• **ACTION ITEM**
Before copying, remove every picture, and then repeat all entries below precisely as written.

•••••

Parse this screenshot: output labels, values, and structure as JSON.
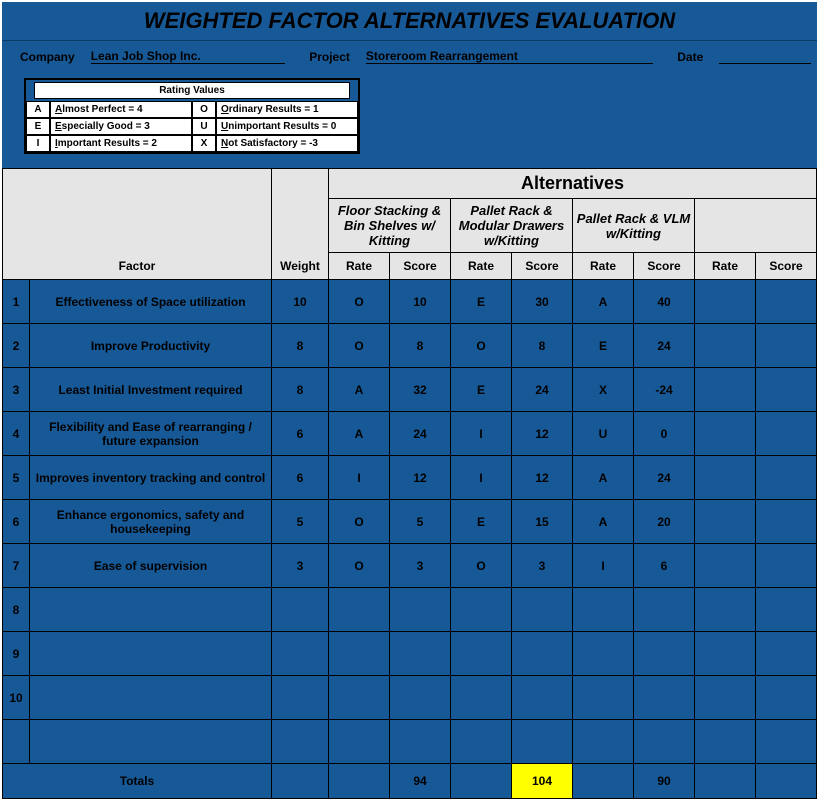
{
  "title": "WEIGHTED FACTOR ALTERNATIVES EVALUATION",
  "meta": {
    "companyLabel": "Company",
    "companyValue": "Lean Job Shop Inc.",
    "projectLabel": "Project",
    "projectValue": "Storeroom Rearrangement",
    "dateLabel": "Date",
    "dateValue": ""
  },
  "rating": {
    "title": "Rating Values",
    "rows": [
      {
        "c1": "A",
        "d1": "Almost Perfect = 4",
        "c2": "O",
        "d2": "Ordinary Results = 1"
      },
      {
        "c1": "E",
        "d1": "Especially Good = 3",
        "c2": "U",
        "d2": "Unimportant Results = 0"
      },
      {
        "c1": "I",
        "d1": "Important Results = 2",
        "c2": "X",
        "d2": "Not Satisfactory = -3"
      }
    ]
  },
  "table": {
    "factorLabel": "Factor",
    "weightLabel": "Weight",
    "alternativesLabel": "Alternatives",
    "rateLabel": "Rate",
    "scoreLabel": "Score",
    "alternatives": [
      "Floor Stacking & Bin Shelves w/ Kitting",
      "Pallet Rack & Modular Drawers w/Kitting",
      "Pallet Rack & VLM w/Kitting",
      ""
    ],
    "factors": [
      {
        "n": "1",
        "name": "Effectiveness of Space utilization",
        "weight": "10",
        "alts": [
          {
            "r": "O",
            "s": "10"
          },
          {
            "r": "E",
            "s": "30"
          },
          {
            "r": "A",
            "s": "40"
          },
          {
            "r": "",
            "s": ""
          }
        ]
      },
      {
        "n": "2",
        "name": "Improve Productivity",
        "weight": "8",
        "alts": [
          {
            "r": "O",
            "s": "8"
          },
          {
            "r": "O",
            "s": "8"
          },
          {
            "r": "E",
            "s": "24"
          },
          {
            "r": "",
            "s": ""
          }
        ]
      },
      {
        "n": "3",
        "name": "Least Initial Investment required",
        "weight": "8",
        "alts": [
          {
            "r": "A",
            "s": "32"
          },
          {
            "r": "E",
            "s": "24"
          },
          {
            "r": "X",
            "s": "-24"
          },
          {
            "r": "",
            "s": ""
          }
        ]
      },
      {
        "n": "4",
        "name": "Flexibility and Ease of rearranging / future expansion",
        "weight": "6",
        "alts": [
          {
            "r": "A",
            "s": "24"
          },
          {
            "r": "I",
            "s": "12"
          },
          {
            "r": "U",
            "s": "0"
          },
          {
            "r": "",
            "s": ""
          }
        ]
      },
      {
        "n": "5",
        "name": "Improves inventory tracking and control",
        "weight": "6",
        "alts": [
          {
            "r": "I",
            "s": "12"
          },
          {
            "r": "I",
            "s": "12"
          },
          {
            "r": "A",
            "s": "24"
          },
          {
            "r": "",
            "s": ""
          }
        ]
      },
      {
        "n": "6",
        "name": "Enhance ergonomics, safety and housekeeping",
        "weight": "5",
        "alts": [
          {
            "r": "O",
            "s": "5"
          },
          {
            "r": "E",
            "s": "15"
          },
          {
            "r": "A",
            "s": "20"
          },
          {
            "r": "",
            "s": ""
          }
        ]
      },
      {
        "n": "7",
        "name": "Ease of supervision",
        "weight": "3",
        "alts": [
          {
            "r": "O",
            "s": "3"
          },
          {
            "r": "O",
            "s": "3"
          },
          {
            "r": "I",
            "s": "6"
          },
          {
            "r": "",
            "s": ""
          }
        ]
      },
      {
        "n": "8",
        "name": "",
        "weight": "",
        "alts": [
          {
            "r": "",
            "s": ""
          },
          {
            "r": "",
            "s": ""
          },
          {
            "r": "",
            "s": ""
          },
          {
            "r": "",
            "s": ""
          }
        ]
      },
      {
        "n": "9",
        "name": "",
        "weight": "",
        "alts": [
          {
            "r": "",
            "s": ""
          },
          {
            "r": "",
            "s": ""
          },
          {
            "r": "",
            "s": ""
          },
          {
            "r": "",
            "s": ""
          }
        ]
      },
      {
        "n": "10",
        "name": "",
        "weight": "",
        "alts": [
          {
            "r": "",
            "s": ""
          },
          {
            "r": "",
            "s": ""
          },
          {
            "r": "",
            "s": ""
          },
          {
            "r": "",
            "s": ""
          }
        ]
      },
      {
        "n": "",
        "name": "",
        "weight": "",
        "alts": [
          {
            "r": "",
            "s": ""
          },
          {
            "r": "",
            "s": ""
          },
          {
            "r": "",
            "s": ""
          },
          {
            "r": "",
            "s": ""
          }
        ]
      }
    ],
    "totalsLabel": "Totals",
    "totals": [
      "94",
      "104",
      "90",
      ""
    ],
    "highlight": 1
  }
}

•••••

• **OUTPUT**
Parse this screenshot: output labels, values, and structure as JSON.
{
  "title": "WEIGHTED FACTOR ALTERNATIVES EVALUATION",
  "meta": {
    "companyLabel": "Company",
    "companyValue": "Lean Job Shop Inc.",
    "projectLabel": "Project",
    "projectValue": "Storeroom Rearrangement",
    "dateLabel": "Date",
    "dateValue": ""
  },
  "rating": {
    "title": "Rating Values",
    "rows": [
      {
        "c1": "A",
        "d1": "Almost Perfect = 4",
        "c2": "O",
        "d2": "Ordinary Results = 1"
      },
      {
        "c1": "E",
        "d1": "Especially Good = 3",
        "c2": "U",
        "d2": "Unimportant Results = 0"
      },
      {
        "c1": "I",
        "d1": "Important Results = 2",
        "c2": "X",
        "d2": "Not Satisfactory = -3"
      }
    ]
  },
  "table": {
    "factorLabel": "Factor",
    "weightLabel": "Weight",
    "alternativesLabel": "Alternatives",
    "rateLabel": "Rate",
    "scoreLabel": "Score",
    "alternatives": [
      "Floor Stacking & Bin Shelves w/ Kitting",
      "Pallet Rack & Modular Drawers w/Kitting",
      "Pallet Rack & VLM w/Kitting",
      ""
    ],
    "factors": [
      {
        "n": "1",
        "name": "Effectiveness of Space utilization",
        "weight": "10",
        "alts": [
          {
            "r": "O",
            "s": "10"
          },
          {
            "r": "E",
            "s": "30"
          },
          {
            "r": "A",
            "s": "40"
          },
          {
            "r": "",
            "s": ""
          }
        ]
      },
      {
        "n": "2",
        "name": "Improve Productivity",
        "weight": "8",
        "alts": [
          {
            "r": "O",
            "s": "8"
          },
          {
            "r": "O",
            "s": "8"
          },
          {
            "r": "E",
            "s": "24"
          },
          {
            "r": "",
            "s": ""
          }
        ]
      },
      {
        "n": "3",
        "name": "Least Initial Investment required",
        "weight": "8",
        "alts": [
          {
            "r": "A",
            "s": "32"
          },
          {
            "r": "E",
            "s": "24"
          },
          {
            "r": "X",
            "s": "-24"
          },
          {
            "r": "",
            "s": ""
          }
        ]
      },
      {
        "n": "4",
        "name": "Flexibility and Ease of rearranging / future expansion",
        "weight": "6",
        "alts": [
          {
            "r": "A",
            "s": "24"
          },
          {
            "r": "I",
            "s": "12"
          },
          {
            "r": "U",
            "s": "0"
          },
          {
            "r": "",
            "s": ""
          }
        ]
      },
      {
        "n": "5",
        "name": "Improves inventory tracking and control",
        "weight": "6",
        "alts": [
          {
            "r": "I",
            "s": "12"
          },
          {
            "r": "I",
            "s": "12"
          },
          {
            "r": "A",
            "s": "24"
          },
          {
            "r": "",
            "s": ""
          }
        ]
      },
      {
        "n": "6",
        "name": "Enhance ergonomics, safety and housekeeping",
        "weight": "5",
        "alts": [
          {
            "r": "O",
            "s": "5"
          },
          {
            "r": "E",
            "s": "15"
          },
          {
            "r": "A",
            "s": "20"
          },
          {
            "r": "",
            "s": ""
          }
        ]
      },
      {
        "n": "7",
        "name": "Ease of supervision",
        "weight": "3",
        "alts": [
          {
            "r": "O",
            "s": "3"
          },
          {
            "r": "O",
            "s": "3"
          },
          {
            "r": "I",
            "s": "6"
          },
          {
            "r": "",
            "s": ""
          }
        ]
      },
      {
        "n": "8",
        "name": "",
        "weight": "",
        "alts": [
          {
            "r": "",
            "s": ""
          },
          {
            "r": "",
            "s": ""
          },
          {
            "r": "",
            "s": ""
          },
          {
            "r": "",
            "s": ""
          }
        ]
      },
      {
        "n": "9",
        "name": "",
        "weight": "",
        "alts": [
          {
            "r": "",
            "s": ""
          },
          {
            "r": "",
            "s": ""
          },
          {
            "r": "",
            "s": ""
          },
          {
            "r": "",
            "s": ""
          }
        ]
      },
      {
        "n": "10",
        "name": "",
        "weight": "",
        "alts": [
          {
            "r": "",
            "s": ""
          },
          {
            "r": "",
            "s": ""
          },
          {
            "r": "",
            "s": ""
          },
          {
            "r": "",
            "s": ""
          }
        ]
      },
      {
        "n": "",
        "name": "",
        "weight": "",
        "alts": [
          {
            "r": "",
            "s": ""
          },
          {
            "r": "",
            "s": ""
          },
          {
            "r": "",
            "s": ""
          },
          {
            "r": "",
            "s": ""
          }
        ]
      }
    ],
    "totalsLabel": "Totals",
    "totals": [
      "94",
      "104",
      "90",
      ""
    ],
    "highlight": 1
  }
}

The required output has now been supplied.